[Opening Records for the exercise section]
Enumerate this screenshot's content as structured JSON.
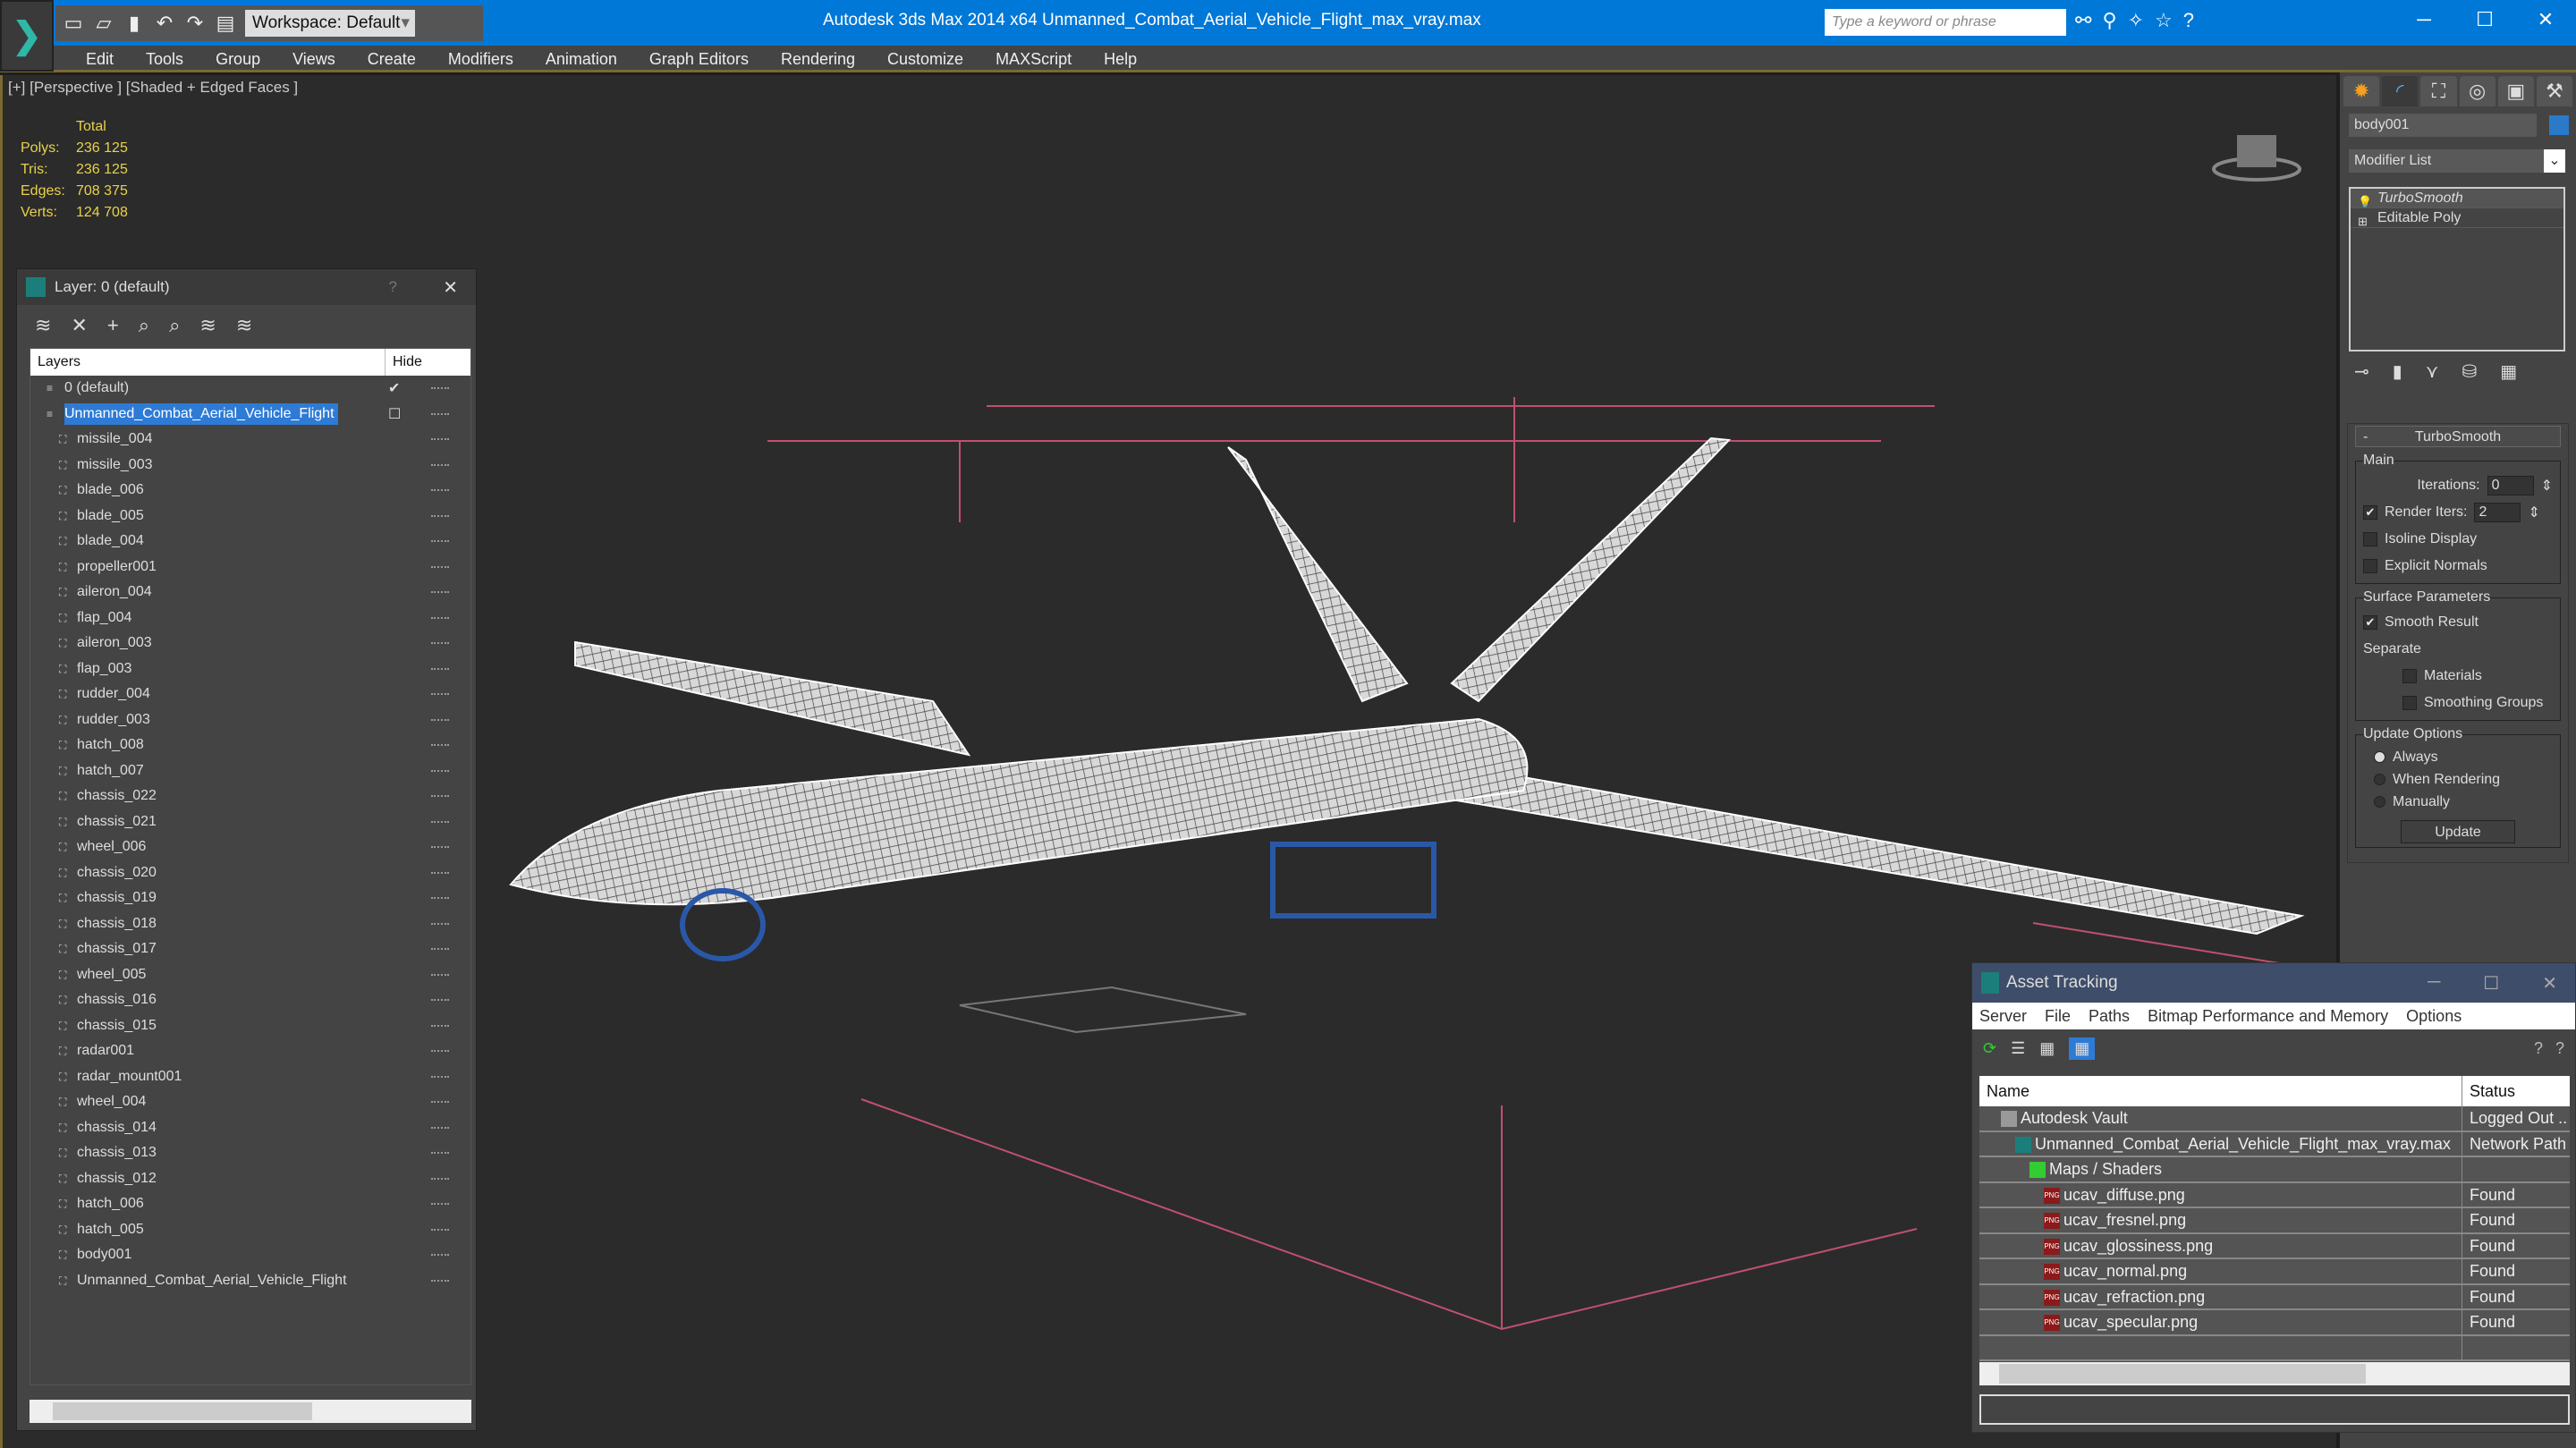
{
  "titlebar": {
    "app_title": "Autodesk 3ds Max  2014 x64     Unmanned_Combat_Aerial_Vehicle_Flight_max_vray.max",
    "workspace": "Workspace: Default",
    "search_placeholder": "Type a keyword or phrase"
  },
  "menu": [
    "Edit",
    "Tools",
    "Group",
    "Views",
    "Create",
    "Modifiers",
    "Animation",
    "Graph Editors",
    "Rendering",
    "Customize",
    "MAXScript",
    "Help"
  ],
  "viewport": {
    "label": "[+] [Perspective ] [Shaded + Edged Faces ]",
    "stats": {
      "header": "Total",
      "rows": [
        {
          "k": "Polys:",
          "v": "236 125"
        },
        {
          "k": "Tris:",
          "v": "236 125"
        },
        {
          "k": "Edges:",
          "v": "708 375"
        },
        {
          "k": "Verts:",
          "v": "124 708"
        }
      ]
    }
  },
  "layer_panel": {
    "title": "Layer: 0 (default)",
    "help": "?",
    "col_layers": "Layers",
    "col_hide": "Hide",
    "items": [
      {
        "name": "0 (default)",
        "level": 1,
        "checked": true
      },
      {
        "name": "Unmanned_Combat_Aerial_Vehicle_Flight",
        "level": 1,
        "selected": true
      },
      {
        "name": "missile_004",
        "level": 2
      },
      {
        "name": "missile_003",
        "level": 2
      },
      {
        "name": "blade_006",
        "level": 2
      },
      {
        "name": "blade_005",
        "level": 2
      },
      {
        "name": "blade_004",
        "level": 2
      },
      {
        "name": "propeller001",
        "level": 2
      },
      {
        "name": "aileron_004",
        "level": 2
      },
      {
        "name": "flap_004",
        "level": 2
      },
      {
        "name": "aileron_003",
        "level": 2
      },
      {
        "name": "flap_003",
        "level": 2
      },
      {
        "name": "rudder_004",
        "level": 2
      },
      {
        "name": "rudder_003",
        "level": 2
      },
      {
        "name": "hatch_008",
        "level": 2
      },
      {
        "name": "hatch_007",
        "level": 2
      },
      {
        "name": "chassis_022",
        "level": 2
      },
      {
        "name": "chassis_021",
        "level": 2
      },
      {
        "name": "wheel_006",
        "level": 2
      },
      {
        "name": "chassis_020",
        "level": 2
      },
      {
        "name": "chassis_019",
        "level": 2
      },
      {
        "name": "chassis_018",
        "level": 2
      },
      {
        "name": "chassis_017",
        "level": 2
      },
      {
        "name": "wheel_005",
        "level": 2
      },
      {
        "name": "chassis_016",
        "level": 2
      },
      {
        "name": "chassis_015",
        "level": 2
      },
      {
        "name": "radar001",
        "level": 2
      },
      {
        "name": "radar_mount001",
        "level": 2
      },
      {
        "name": "wheel_004",
        "level": 2
      },
      {
        "name": "chassis_014",
        "level": 2
      },
      {
        "name": "chassis_013",
        "level": 2
      },
      {
        "name": "chassis_012",
        "level": 2
      },
      {
        "name": "hatch_006",
        "level": 2
      },
      {
        "name": "hatch_005",
        "level": 2
      },
      {
        "name": "body001",
        "level": 2
      },
      {
        "name": "Unmanned_Combat_Aerial_Vehicle_Flight",
        "level": 2
      }
    ]
  },
  "command_panel": {
    "object_name": "body001",
    "object_color": "#2a7ac8",
    "modifier_list": "Modifier List",
    "stack": [
      "TurboSmooth",
      "Editable Poly"
    ],
    "rollout": "TurboSmooth",
    "main": "Main",
    "iterations_label": "Iterations:",
    "iterations": "0",
    "render_iters_label": "Render Iters:",
    "render_iters": "2",
    "render_iters_checked": true,
    "isoline": "Isoline Display",
    "explicit_normals": "Explicit Normals",
    "surface_params": "Surface Parameters",
    "smooth_result": "Smooth Result",
    "separate": "Separate",
    "materials": "Materials",
    "smoothing_groups": "Smoothing Groups",
    "update_options": "Update Options",
    "opt_always": "Always",
    "opt_when_rendering": "When Rendering",
    "opt_manually": "Manually",
    "selected_option": "Always",
    "update": "Update"
  },
  "asset_tracking": {
    "title": "Asset Tracking",
    "menu": [
      "Server",
      "File",
      "Paths",
      "Bitmap Performance and Memory",
      "Options"
    ],
    "col_name": "Name",
    "col_status": "Status",
    "rows": [
      {
        "name": "Autodesk Vault",
        "status": "Logged Out ..",
        "indent": 1,
        "icon": "vault"
      },
      {
        "name": "Unmanned_Combat_Aerial_Vehicle_Flight_max_vray.max",
        "status": "Network Path",
        "indent": 2,
        "icon": "max"
      },
      {
        "name": "Maps / Shaders",
        "status": "",
        "indent": 3,
        "icon": "maps"
      },
      {
        "name": "ucav_diffuse.png",
        "status": "Found",
        "indent": 4,
        "icon": "png"
      },
      {
        "name": "ucav_fresnel.png",
        "status": "Found",
        "indent": 4,
        "icon": "png"
      },
      {
        "name": "ucav_glossiness.png",
        "status": "Found",
        "indent": 4,
        "icon": "png"
      },
      {
        "name": "ucav_normal.png",
        "status": "Found",
        "indent": 4,
        "icon": "png"
      },
      {
        "name": "ucav_refraction.png",
        "status": "Found",
        "indent": 4,
        "icon": "png"
      },
      {
        "name": "ucav_specular.png",
        "status": "Found",
        "indent": 4,
        "icon": "png"
      }
    ]
  }
}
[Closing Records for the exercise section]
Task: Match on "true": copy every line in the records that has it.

Solution for this exercise:
        "checked": true
        "selected": true
    "render_iters_checked": true,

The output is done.